> [Work instructions]: Copy all entries exactly, and wherever an entry holds a picture, leave that picture out.

> [Records from a data source]:
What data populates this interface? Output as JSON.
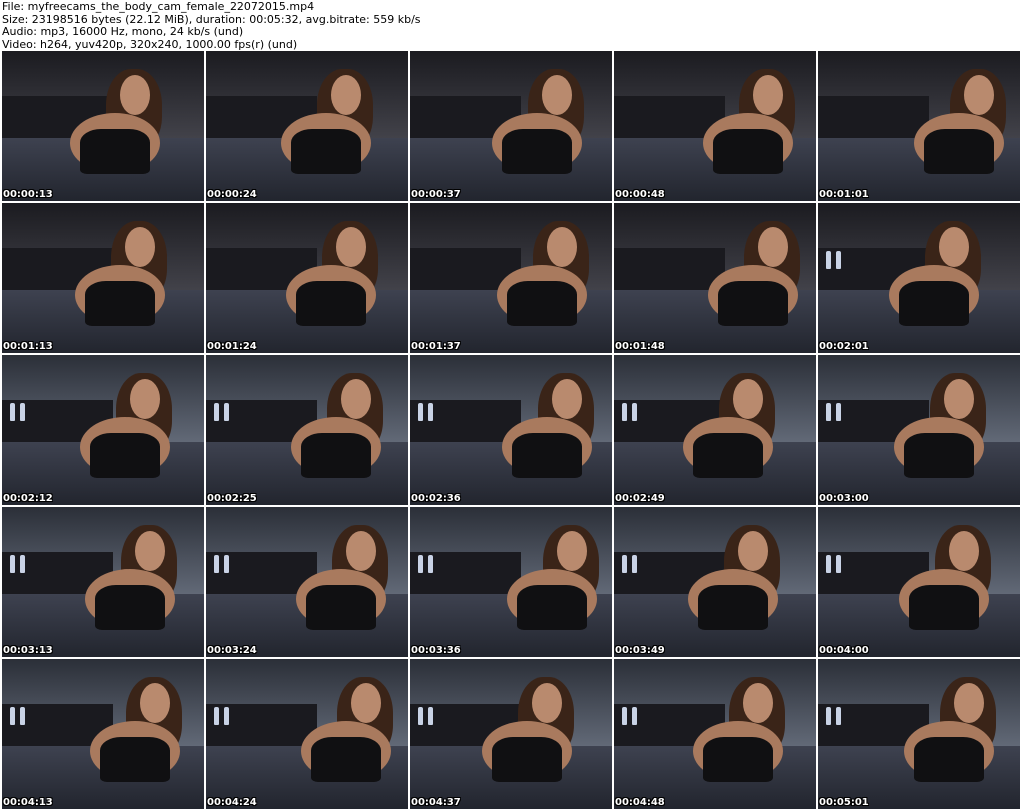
{
  "info": {
    "file_line": "File: myfreecams_the_body_cam_female_22072015.mp4",
    "size_line": "Size: 23198516 bytes (22.12 MiB), duration: 00:05:32, avg.bitrate: 559 kb/s",
    "audio_line": "Audio: mp3, 16000 Hz, mono, 24 kb/s (und)",
    "video_line": "Video: h264, yuv420p, 320x240, 1000.00 fps(r) (und)"
  },
  "thumbnails": [
    {
      "time": "00:00:13"
    },
    {
      "time": "00:00:24"
    },
    {
      "time": "00:00:37"
    },
    {
      "time": "00:00:48"
    },
    {
      "time": "00:01:01"
    },
    {
      "time": "00:01:13"
    },
    {
      "time": "00:01:24"
    },
    {
      "time": "00:01:37"
    },
    {
      "time": "00:01:48"
    },
    {
      "time": "00:02:01"
    },
    {
      "time": "00:02:12"
    },
    {
      "time": "00:02:25"
    },
    {
      "time": "00:02:36"
    },
    {
      "time": "00:02:49"
    },
    {
      "time": "00:03:00"
    },
    {
      "time": "00:03:13"
    },
    {
      "time": "00:03:24"
    },
    {
      "time": "00:03:36"
    },
    {
      "time": "00:03:49"
    },
    {
      "time": "00:04:00"
    },
    {
      "time": "00:04:13"
    },
    {
      "time": "00:04:24"
    },
    {
      "time": "00:04:37"
    },
    {
      "time": "00:04:48"
    },
    {
      "time": "00:05:01"
    }
  ]
}
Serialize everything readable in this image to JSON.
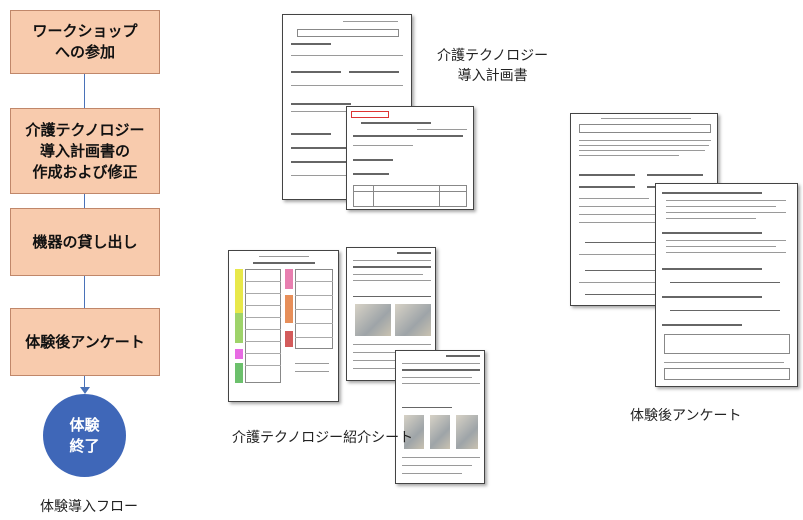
{
  "flow": {
    "steps": [
      {
        "line1": "ワークショップ",
        "line2": "への参加",
        "line3": ""
      },
      {
        "line1": "介護テクノロジー",
        "line2": "導入計画書の",
        "line3": "作成および修正"
      },
      {
        "line1": "機器の貸し出し",
        "line2": "",
        "line3": ""
      },
      {
        "line1": "体験後アンケート",
        "line2": "",
        "line3": ""
      }
    ],
    "end": {
      "line1": "体験",
      "line2": "終了"
    },
    "caption": "体験導入フロー",
    "colors": {
      "box": "#f8cbad",
      "connector": "#4a72b8",
      "end_circle": "#3f67b8"
    }
  },
  "documents": {
    "plan": {
      "line1": "介護テクノロジー",
      "line2": "導入計画書"
    },
    "intro": {
      "label": "介護テクノロジー紹介シート"
    },
    "survey": {
      "label": "体験後アンケート"
    }
  }
}
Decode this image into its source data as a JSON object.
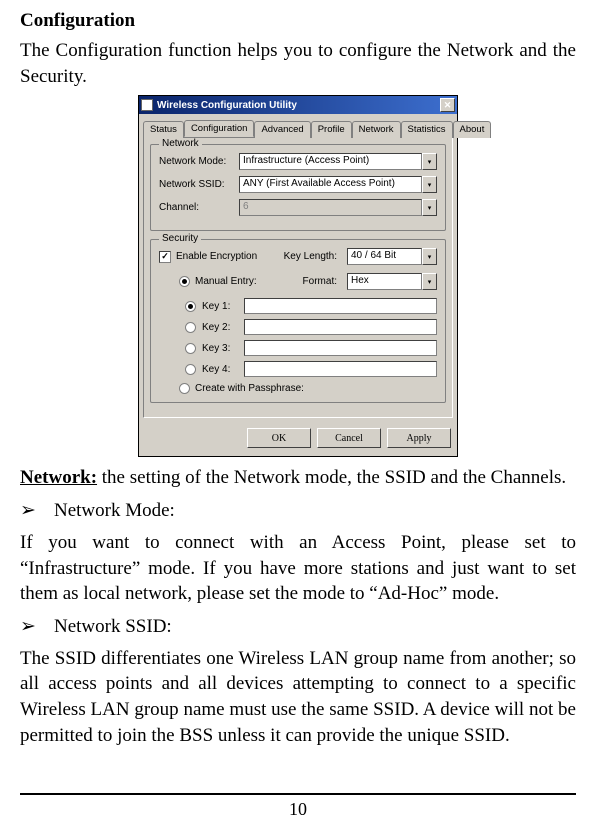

> [The answer]:
What data populates this interface? Output as JSON.
{
  "info": {
    "file_line": "File: myfreecams_the_body_cam_female_22072015.mp4",
    "size_line": "Size: 23198516 bytes (22.12 MiB), duration: 00:05:32, avg.bitrate: 559 kb/s",
    "audio_line": "Audio: mp3, 16000 Hz, mono, 24 kb/s (und)",
    "video_line": "Video: h264, yuv420p, 320x240, 1000.00 fps(r) (und)"
  },
  "thumbnails": [
    {
      "time": "00:00:13"
    },
    {
      "time": "00:00:24"
    },
    {
      "time": "00:00:37"
    },
    {
      "time": "00:00:48"
    },
    {
      "time": "00:01:01"
    },
    {
      "time": "00:01:13"
    },
    {
      "time": "00:01:24"
    },
    {
      "time": "00:01:37"
    },
    {
      "time": "00:01:48"
    },
    {
      "time": "00:02:01"
    },
    {
      "time": "00:02:12"
    },
    {
      "time": "00:02:25"
    },
    {
      "time": "00:02:36"
    },
    {
      "time": "00:02:49"
    },
    {
      "time": "00:03:00"
    },
    {
      "time": "00:03:13"
    },
    {
      "time": "00:03:24"
    },
    {
      "time": "00:03:36"
    },
    {
      "time": "00:03:49"
    },
    {
      "time": "00:04:00"
    },
    {
      "time": "00:04:13"
    },
    {
      "time": "00:04:24"
    },
    {
      "time": "00:04:37"
    },
    {
      "time": "00:04:48"
    },
    {
      "time": "00:05:01"
    }
  ]
}
Serialize everything readable in this image to JSON.
{
  "flow": {
    "steps": [
      {
        "line1": "ワークショップ",
        "line2": "への参加",
        "line3": ""
      },
      {
        "line1": "介護テクノロジー",
        "line2": "導入計画書の",
        "line3": "作成および修正"
      },
      {
        "line1": "機器の貸し出し",
        "line2": "",
        "line3": ""
      },
      {
        "line1": "体験後アンケート",
        "line2": "",
        "line3": ""
      }
    ],
    "end": {
      "line1": "体験",
      "line2": "終了"
    },
    "caption": "体験導入フロー",
    "colors": {
      "box": "#f8cbad",
      "connector": "#4a72b8",
      "end_circle": "#3f67b8"
    }
  },
  "documents": {
    "plan": {
      "line1": "介護テクノロジー",
      "line2": "導入計画書"
    },
    "intro": {
      "label": "介護テクノロジー紹介シート"
    },
    "survey": {
      "label": "体験後アンケート"
    }
  }
}
Decode this image into its source data as a JSON object.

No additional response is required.